I’m going to do my best to keep up with the blog during by Big Summer Adventure, and one thing I’d like to do is “F-ing Fossil Friday!” in which I focus on fossils for a bit. We’ll see if I can make this pan out.
Today I got out the rest of the Australopithecus robustus mandibles at the Transvaal Museum (above), save for I think maybe 1. As you can see from the picture, taphonomy (what happens to an animal’s remains between death and our digging them up) creates a serious challenge for the study of variation in this species. I’m focusing on ontogenetic variation – differences associated with growth and development. In spite of its fragmentary nature, so far as I know this is the best ontogenetic series of any fossil hominid (I should probably look more into A. afarensis here, too). In the bottom left you’ll see SK 438, the youngest in the sample, whose baby teeth haven’t quite come in all the way. Poor little guy! At the top right corner is SK 12, probably the oldest individual and also a big bugger.

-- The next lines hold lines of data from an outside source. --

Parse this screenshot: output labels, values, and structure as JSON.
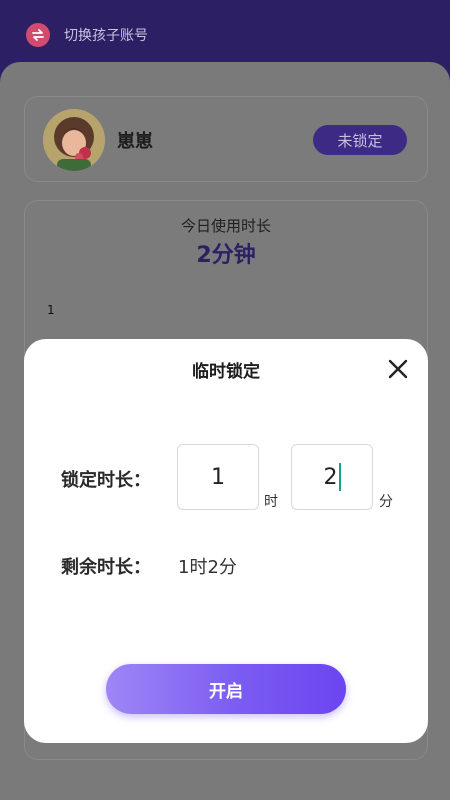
{
  "topbar": {
    "switch_label": "切换孩子账号",
    "icon": "switch-arrows-icon"
  },
  "child": {
    "name": "崽崽",
    "lock_status": "未锁定"
  },
  "usage": {
    "title": "今日使用时长",
    "value": "2分钟",
    "axis_tick": "1"
  },
  "modal": {
    "title": "临时锁定",
    "lock_duration_label": "锁定时长：",
    "hours_value": "1",
    "hours_unit": "时",
    "minutes_value": "2",
    "minutes_unit": "分",
    "remaining_label": "剩余时长：",
    "remaining_value": "1时2分",
    "start_button": "开启"
  },
  "colors": {
    "accent": "#6b45f0",
    "header": "#2d1f63",
    "caret": "#1aa08a"
  }
}
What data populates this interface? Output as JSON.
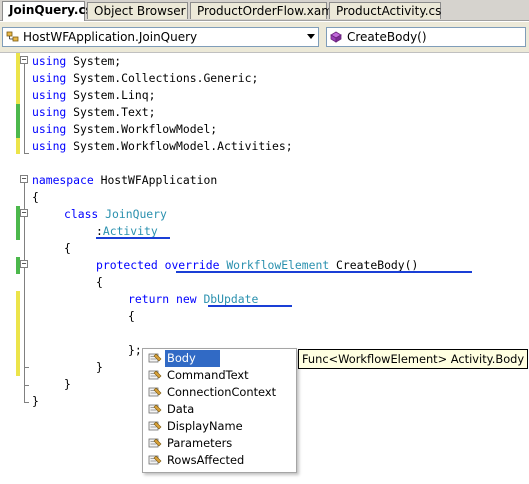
{
  "tabs": [
    {
      "label": "JoinQuery.cs*",
      "active": true
    },
    {
      "label": "Object Browser",
      "active": false
    },
    {
      "label": "ProductOrderFlow.xaml",
      "active": false
    },
    {
      "label": "ProductActivity.cs",
      "active": false
    }
  ],
  "navbar": {
    "type_combo": "HostWFApplication.JoinQuery",
    "member_combo": "CreateBody()"
  },
  "code": {
    "l1": {
      "kw": "using",
      "rest": " System;"
    },
    "l2": {
      "kw": "using",
      "rest": " System.Collections.Generic;"
    },
    "l3": {
      "kw": "using",
      "rest": " System.Linq;"
    },
    "l4": {
      "kw": "using",
      "rest": " System.Text;"
    },
    "l5": {
      "kw": "using",
      "rest": " System.WorkflowModel;"
    },
    "l6": {
      "kw": "using",
      "rest": " System.WorkflowModel.Activities;"
    },
    "l8": {
      "kw": "namespace",
      "rest": " HostWFApplication"
    },
    "l9": "{",
    "l10": {
      "kw": "class",
      "type": "JoinQuery"
    },
    "l11": {
      "colon": ":",
      "type": "Activity"
    },
    "l12": "{",
    "l13": {
      "kw1": "protected",
      "kw2": "override",
      "type": "WorkflowElement",
      "rest": " CreateBody()"
    },
    "l14": "{",
    "l15": {
      "kw1": "return",
      "kw2": "new",
      "type": "DbUpdate"
    },
    "l16": "{",
    "l18": "};",
    "l19": "}",
    "l20": "}",
    "l21": "}"
  },
  "intellisense": {
    "items": [
      "Body",
      "CommandText",
      "ConnectionContext",
      "Data",
      "DisplayName",
      "Parameters",
      "RowsAffected"
    ],
    "selected_index": 0,
    "tooltip": "Func<WorkflowElement> Activity.Body"
  },
  "colors": {
    "keyword": "#0000ff",
    "type": "#2b91af",
    "selection": "#316ac5",
    "change_yellow": "#ece44a",
    "change_green": "#4cb84c"
  }
}
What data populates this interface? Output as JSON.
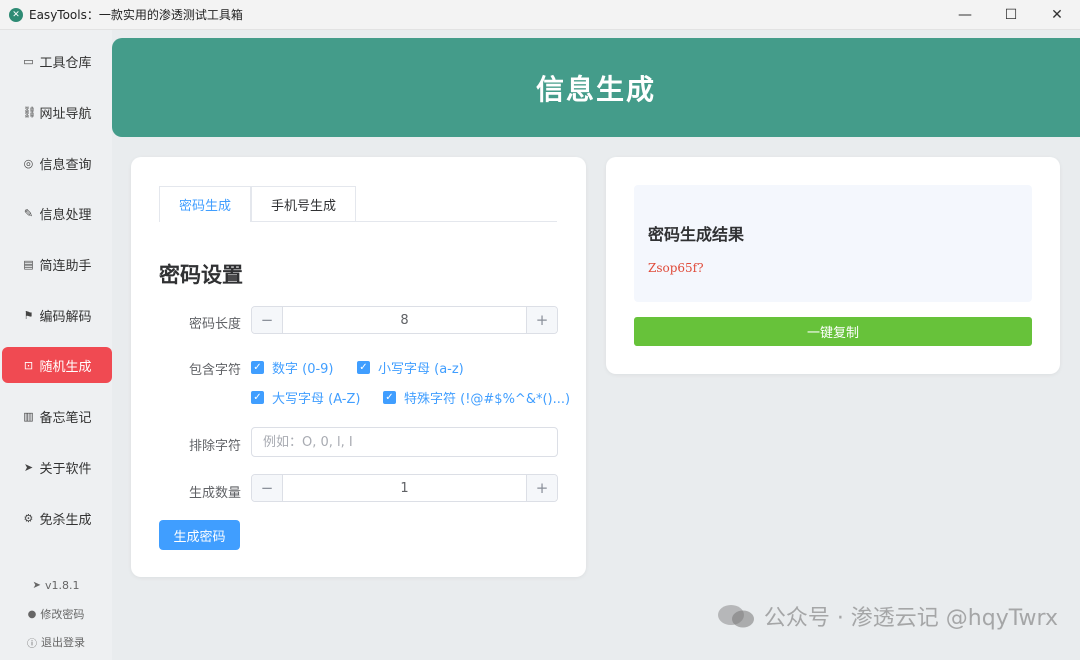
{
  "window": {
    "title": "EasyTools：一款实用的渗透测试工具箱",
    "controls": {
      "minimize": "—",
      "maximize": "☐",
      "close": "✕"
    }
  },
  "sidebar": {
    "items": [
      {
        "label": "工具仓库",
        "icon": "box-icon",
        "glyph": "▭"
      },
      {
        "label": "网址导航",
        "icon": "link-icon",
        "glyph": "⛓"
      },
      {
        "label": "信息查询",
        "icon": "chat-icon",
        "glyph": "◎"
      },
      {
        "label": "信息处理",
        "icon": "edit-icon",
        "glyph": "✎"
      },
      {
        "label": "简连助手",
        "icon": "document-icon",
        "glyph": "▤"
      },
      {
        "label": "编码解码",
        "icon": "flag-icon",
        "glyph": "⚑"
      },
      {
        "label": "随机生成",
        "icon": "cart-icon",
        "glyph": "⊡",
        "active": true
      },
      {
        "label": "备忘笔记",
        "icon": "notebook-icon",
        "glyph": "▥"
      },
      {
        "label": "关于软件",
        "icon": "send-icon",
        "glyph": "➤"
      },
      {
        "label": "免杀生成",
        "icon": "shield-icon",
        "glyph": "⚙"
      }
    ],
    "version": "v1.8.1",
    "change_password": "修改密码",
    "logout": "退出登录"
  },
  "header": {
    "title": "信息生成"
  },
  "tabs": [
    {
      "label": "密码生成",
      "active": true
    },
    {
      "label": "手机号生成",
      "active": false
    }
  ],
  "settings": {
    "title": "密码设置",
    "length_label": "密码长度",
    "length_value": "8",
    "chars_label": "包含字符",
    "options": [
      {
        "label": "数字 (0-9)",
        "checked": true
      },
      {
        "label": "小写字母 (a-z)",
        "checked": true
      },
      {
        "label": "大写字母 (A-Z)",
        "checked": true
      },
      {
        "label": "特殊字符 (!@#$%^&*()...)",
        "checked": true
      }
    ],
    "exclude_label": "排除字符",
    "exclude_placeholder": "例如：O, 0, l, I",
    "count_label": "生成数量",
    "count_value": "1",
    "generate_button": "生成密码"
  },
  "result": {
    "title": "密码生成结果",
    "value": "Zsop65f?",
    "copy_button": "一键复制"
  },
  "watermark": "公众号 · 渗透云记 @hqyTwrx",
  "colors": {
    "banner": "#449c8a",
    "active_nav": "#f04a52",
    "primary": "#409eff",
    "success": "#67c23a",
    "result_text": "#e04b3a"
  }
}
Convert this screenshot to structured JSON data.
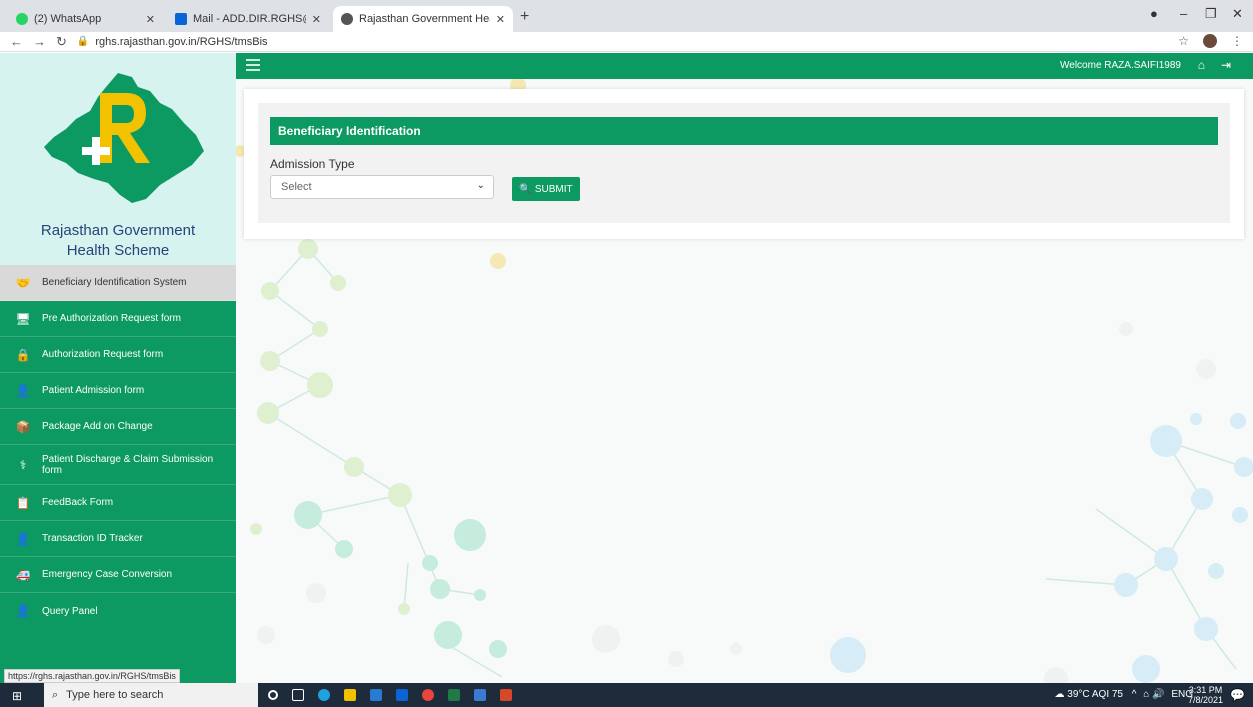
{
  "browser": {
    "tabs": [
      {
        "label": "(2) WhatsApp",
        "favicon_color": "#25d366"
      },
      {
        "label": "Mail - ADD.DIR.RGHS@RAJASTH",
        "favicon_color": "#0a64d6"
      },
      {
        "label": "Rajasthan Government Health Sc",
        "favicon_color": "#555555"
      }
    ],
    "url": "rghs.rajasthan.gov.in/RGHS/tmsBis",
    "status_url": "https://rghs.rajasthan.gov.in/RGHS/tmsBis"
  },
  "sidebar": {
    "title_line1": "Rajasthan Government",
    "title_line2": "Health Scheme",
    "items": [
      {
        "label": "Beneficiary Identification System",
        "icon": "handshake-icon",
        "glyph": "🤝"
      },
      {
        "label": "Pre Authorization Request form",
        "icon": "monitor-icon",
        "glyph": "🖥"
      },
      {
        "label": "Authorization Request form",
        "icon": "lock-icon",
        "glyph": "🔒"
      },
      {
        "label": "Patient Admission form",
        "icon": "patient-icon",
        "glyph": "👤"
      },
      {
        "label": "Package Add on Change",
        "icon": "package-icon",
        "glyph": "📦"
      },
      {
        "label": "Patient Discharge & Claim Submission form",
        "icon": "discharge-icon",
        "glyph": "⚕"
      },
      {
        "label": "FeedBack Form",
        "icon": "feedback-icon",
        "glyph": "📋"
      },
      {
        "label": "Transaction ID Tracker",
        "icon": "user-icon",
        "glyph": "👤"
      },
      {
        "label": "Emergency Case Conversion",
        "icon": "ambulance-icon",
        "glyph": "🚑"
      },
      {
        "label": "Query Panel",
        "icon": "user-icon",
        "glyph": "👤"
      }
    ]
  },
  "topbar": {
    "welcome": "Welcome RAZA.SAIFI1989"
  },
  "form": {
    "header": "Beneficiary Identification",
    "field_label": "Admission Type",
    "select_value": "Select",
    "submit_label": "SUBMIT"
  },
  "taskbar": {
    "search_placeholder": "Type here to search",
    "weather": "39°C AQI 75",
    "language": "ENG",
    "time": "3:31 PM",
    "date": "7/8/2021"
  },
  "colors": {
    "brand_green": "#0d9a62",
    "logo_bg": "#d6f3ef",
    "logo_text": "#24457a"
  }
}
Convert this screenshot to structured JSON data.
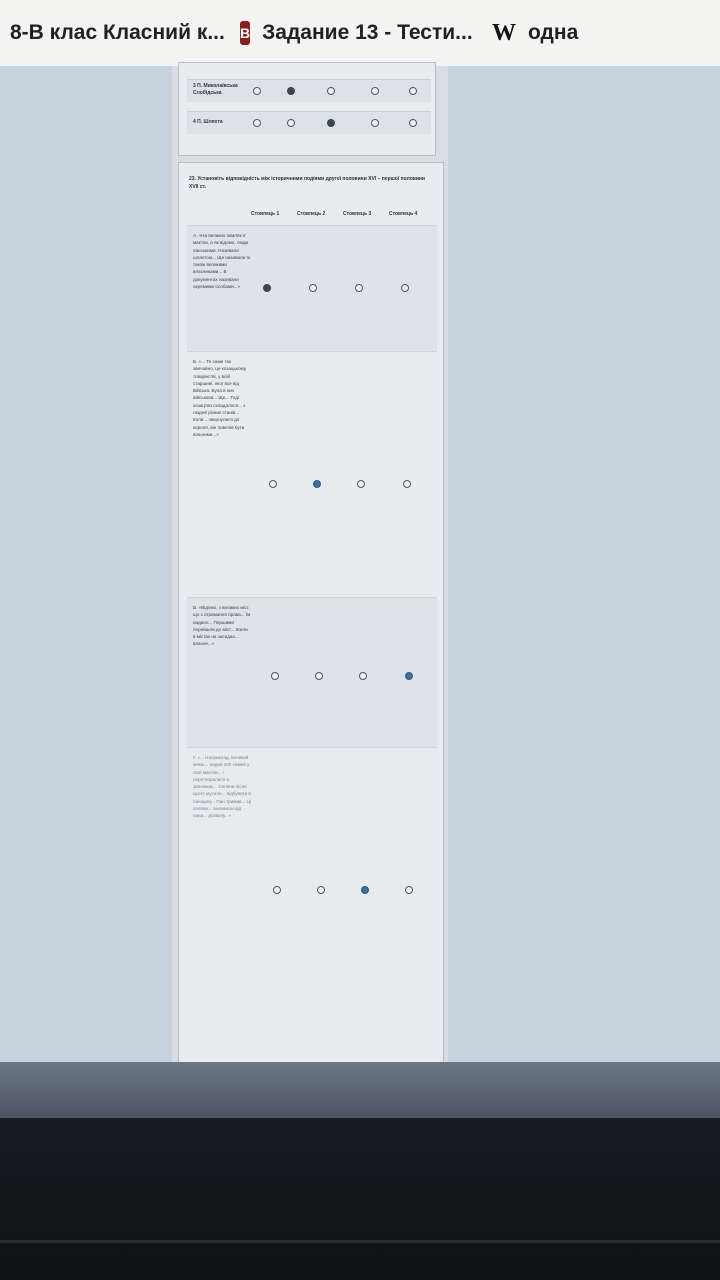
{
  "browser": {
    "tabs": [
      {
        "icon": "diary-icon",
        "title": "8-В клас Класний к..."
      },
      {
        "icon": "v-icon",
        "icon_text": "В",
        "title": "Задание 13 - Тести..."
      },
      {
        "icon": "wikipedia-icon",
        "icon_text": "W",
        "title": "одна"
      }
    ]
  },
  "previous_question": {
    "rows": [
      {
        "label": "3 П. Миколаївська Слобідська",
        "selected": 1
      },
      {
        "label": "4 П. Шляхта",
        "selected": 2
      }
    ]
  },
  "question": {
    "title": "23. Установіть відповідність між історичними подіями другої половини XVI – першої половини XVII ст.",
    "columns": [
      "Стовпець 1",
      "Стовпець 2",
      "Стовпець 3",
      "Стовпець 4"
    ],
    "rows": [
      {
        "text": "А. «На великих землях її маєтки, а як відомо, люди панськими. Називали шляхтою... Ще називали їх також великими власниками... В документах називали окремими особами...»",
        "selected": 0
      },
      {
        "text": "Б. «... Те саме так звичайно, це козацькому товаристві, у всій старшині, якої все від Війська. Була в них військова... Ще... Тоді козацтво складалося... з людей різних станів... Коли... звернулися до короля, він повелів бути вільними...»",
        "selected": 1
      },
      {
        "text": "В. «Відомо, з великих міст, що з отримання права... Їм надано... Першими перейшли до міст... Жили в містах на засадах... власне...»",
        "selected": 3
      },
      {
        "text": "Г. «... Наприклад, великий князь... надав 300 семей у свої маєтки... і перетворилися в залежних... Селяни після цього мусили... відбувати в панщину... Пан тримав... Ці селяни... залежали від пана... дозволу...»",
        "selected": 2
      }
    ]
  },
  "colors": {
    "checked": "#3a4654",
    "checked_blue": "#3f6f9c",
    "page_bg": "#c6d2dc"
  }
}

One thing that I’ve noticed so far, only a preliminary observation that I need to actually run some numbers on, is that as individuals get older, the length of their tooth row (molars and premolars) gets shorter. This is because of the tendency for teeth to move forward during growth – “mesial drift” – and for adjacent teeth to literally wear into one another, their ends becoming flatter and flatter. While I should have realized this, it was surprising at first to find some dimensions of the lower jaw actually decreasing during growth. Now, I still have to run some tests to see if this is a biologically significant phenomenon. But it’s always nice to learn something new, even after just 2 days back with my best extinct buddies.
Stay tuned to future eFfing fossil Fridays!